heart, Palestine, was finally visited years after the Nakbe. Of the many
people who remember this visit, a most touching one was a description of Shammout
meeting with Zalatimo, his first teacher and inspiration. In June of 2002,
Fadwa Zalatimo, daughter of the great artists Dahoud Zalatimo, said to me
that when Zalatimo was near death, 47 years after their involuntary separation,
Shammout traveled to Jerusalem to visit Zalatimo. She remembers it as an
event of great emotion. "It was mutual admiration between them," said Fadwa.
"They -- Ismail and Zalatimo -- met after the long separation. He [Shammout]
kissed his hands and thanked him and they both cried."

"Tel Al-Zaater 1976, in Shelter", 1976

"For the Coming Joy", 1987

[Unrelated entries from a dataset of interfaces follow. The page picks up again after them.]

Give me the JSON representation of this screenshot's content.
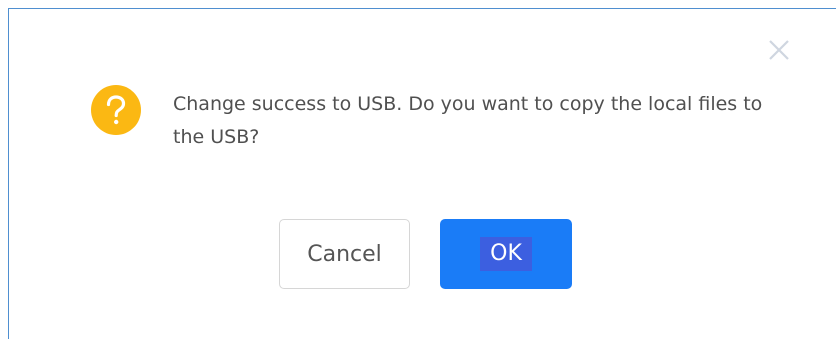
{
  "dialog": {
    "message": "Change success to USB. Do you want to copy the local files to the USB?",
    "icon": "question-icon",
    "close_icon": "close-icon",
    "cancel_label": "Cancel",
    "ok_label": "OK"
  },
  "colors": {
    "icon_background": "#fbb813",
    "primary_button": "#1a7cf7",
    "border_accent": "#4f8fd0"
  }
}
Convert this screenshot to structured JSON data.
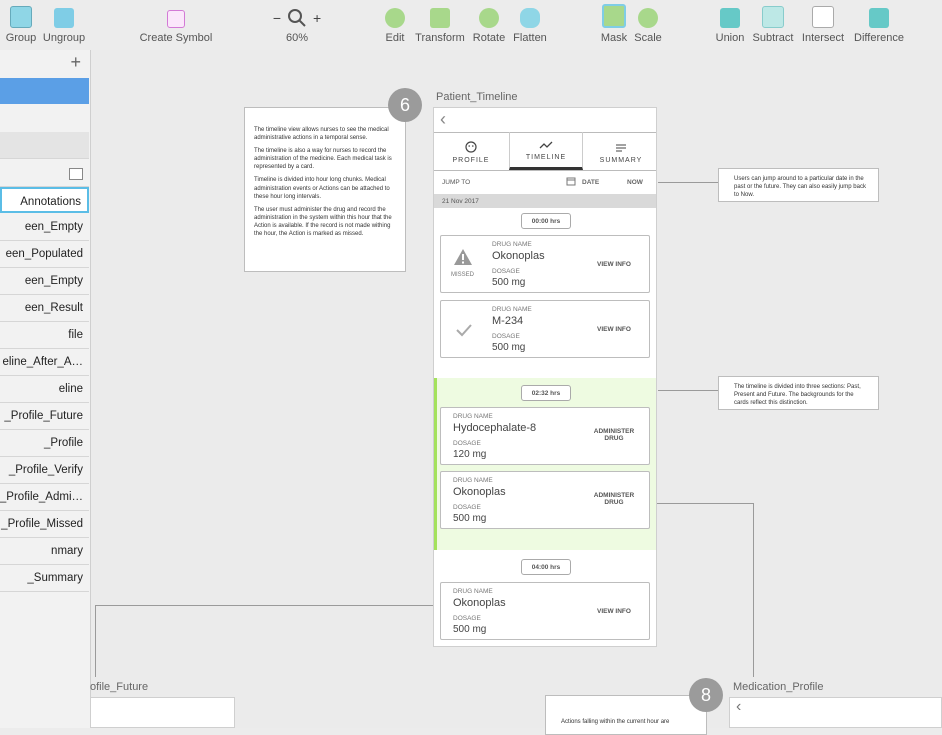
{
  "toolbar": {
    "items": [
      {
        "label": "Group"
      },
      {
        "label": "Ungroup"
      },
      {
        "label": "Create Symbol"
      },
      {
        "label": "60%"
      },
      {
        "label": "Edit"
      },
      {
        "label": "Transform"
      },
      {
        "label": "Rotate"
      },
      {
        "label": "Flatten"
      },
      {
        "label": "Mask"
      },
      {
        "label": "Scale"
      },
      {
        "label": "Union"
      },
      {
        "label": "Subtract"
      },
      {
        "label": "Intersect"
      },
      {
        "label": "Difference"
      }
    ],
    "zoom_minus": "−",
    "zoom_plus": "+"
  },
  "sidebar": {
    "add": "+",
    "items": [
      "Annotations",
      "een_Empty",
      "een_Populated",
      "een_Empty",
      "een_Result",
      "file",
      "eline_After_A…",
      "eline",
      "_Profile_Future",
      "_Profile",
      "_Profile_Verify",
      "_Profile_Admi…",
      "_Profile_Missed",
      "nmary",
      "_Summary"
    ]
  },
  "artboards": {
    "main_title": "Patient_Timeline",
    "left_bottom": "ofile_Future",
    "right_bottom": "Medication_Profile",
    "badge_main": "6",
    "badge_right": "8"
  },
  "note_left": [
    "The timeline view allows nurses to see the medical administrative actions in a temporal sense.",
    "The timeline is also a way for nurses to record the administration of the medicine. Each medical task is represented by a card.",
    "Timeline is divided into hour long chunks. Medical administration events or Actions can be attached to these hour long intervals.",
    "The user must administer the drug and record the administration in the system within this hour that the Action is available. If the record is not made withing the hour, the Action is marked as missed."
  ],
  "note_jump": "Users can jump around to a particular date in the past or the future. They can also easily jump back to Now.",
  "note_sections": "The timeline is divided into three sections: Past, Present and Future. The backgrounds for the cards reflect this distinction.",
  "note_bottom": "Actions falling within the current hour are",
  "phone": {
    "back": "‹",
    "tabs": [
      "PROFILE",
      "TIMELINE",
      "SUMMARY"
    ],
    "jump_to": "JUMP TO",
    "date": "DATE",
    "now": "NOW",
    "date_header": "21 Nov 2017",
    "hours": [
      "00:00 hrs",
      "02:32 hrs",
      "04:00 hrs"
    ],
    "drug_name_label": "DRUG NAME",
    "dosage_label": "DOSAGE",
    "missed": "MISSED",
    "cards": [
      {
        "name": "Okonoplas",
        "dose": "500 mg",
        "action": "VIEW INFO"
      },
      {
        "name": "M-234",
        "dose": "500 mg",
        "action": "VIEW INFO"
      },
      {
        "name": "Hydocephalate-8",
        "dose": "120 mg",
        "action": "ADMINISTER DRUG"
      },
      {
        "name": "Okonoplas",
        "dose": "500 mg",
        "action": "ADMINISTER DRUG"
      },
      {
        "name": "Okonoplas",
        "dose": "500 mg",
        "action": "VIEW INFO"
      }
    ]
  },
  "bottom_right_phone": {
    "back": "‹"
  },
  "colors": {
    "present_bg": "#eefbe1",
    "present_bar": "#a4e25c",
    "badge": "#9b9b9b"
  }
}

Shammout’s studio was the place we went to as one goes to the source, a
wealth of information and documents, a place of quiet, a place for thought and
art, a place of gentleness, and above all a cultural storehouse of Palestine.
Shammout is the builder of the Union of Palestinian artists, the builder of
international exhibitions, the builder of young artists, the builder of
galleries, and not least of all the historian of the liberation movement of
Palestinian art.

He lives in my memories as that tall young man with intense eyes whom I
first met in 1979 on the streets of Beirut. An image of night black hair flying
in its own revolution impressed visually his intense message on my
thourghts. Now that he is gone, the burden of his legacy weighs on all Palestinian
artists, as we too shoulder the art and culture of Palestine, though we are
scattered and suffering news of the latest attacks on Shammout's Gaza.

Tuesday, July 04, 2006

Support ethnic cleansing for only $150!

Been extremely busy with my most recent move down South, unpacking and all that entails, amdist a flurry of radio interviews across various public station throughout he country (in one local station, I was barraged with callers who kept referring to me as part of the "so-called" Palestinian people...).

Amidst all that, I continue to call back home with great concern; family and friends have been without electricty for going on a week; they receive a few hours of electricity a day, sometimes not at all, from the government's generators. Some, like my Aunt and my cousin's wife, use that time to recharge their laptops and blog about what's happening here and here (the latter started as a family blog, but has evolved, according to the author, who is my friend and relative, into something of a war journal). The food in the fridges has rotted, and many stores have shut down. Check out my Aunt's blog for a particularly chilling account of the terrorizing sonic boom attacks.

So anyways, amdist this al, I'm getting very little sleep thinking of what's going on back home. so in my restlessness, I'm flipping through the television channels-and realize we have free cable, probably left over form the previosu tenants. I don't usually watch much TV, or at least try not to here, because the substance-or lack thereof-is so deprssing to me. Then lo and behold, I come across a channel, some sort of religous channel, speaking about the historical persecution of Jews; it talks about the bravery of Schindler in rescuing many Jews and the gratitude they showed; then, the man goes on to tell the audience that they too can be as brave as Schindler; that for the trivial sum of $150 they can "save" a "persecuted Jew" in Russia, and all over the world, and bring them to Israle; his heartfealt call is followed by an encouraging statement from Christian Zionist preachers, "God's plan is unfolding in our lifetime, and you can be a part of it! Bring the children of Israle back to the Promised Land!".

Uh huh.

Now, I wonderd, does this grand plan ential the displacement and ethnic cleansing of Palestinians? hmm. Maybe they shoudl include that in the small print.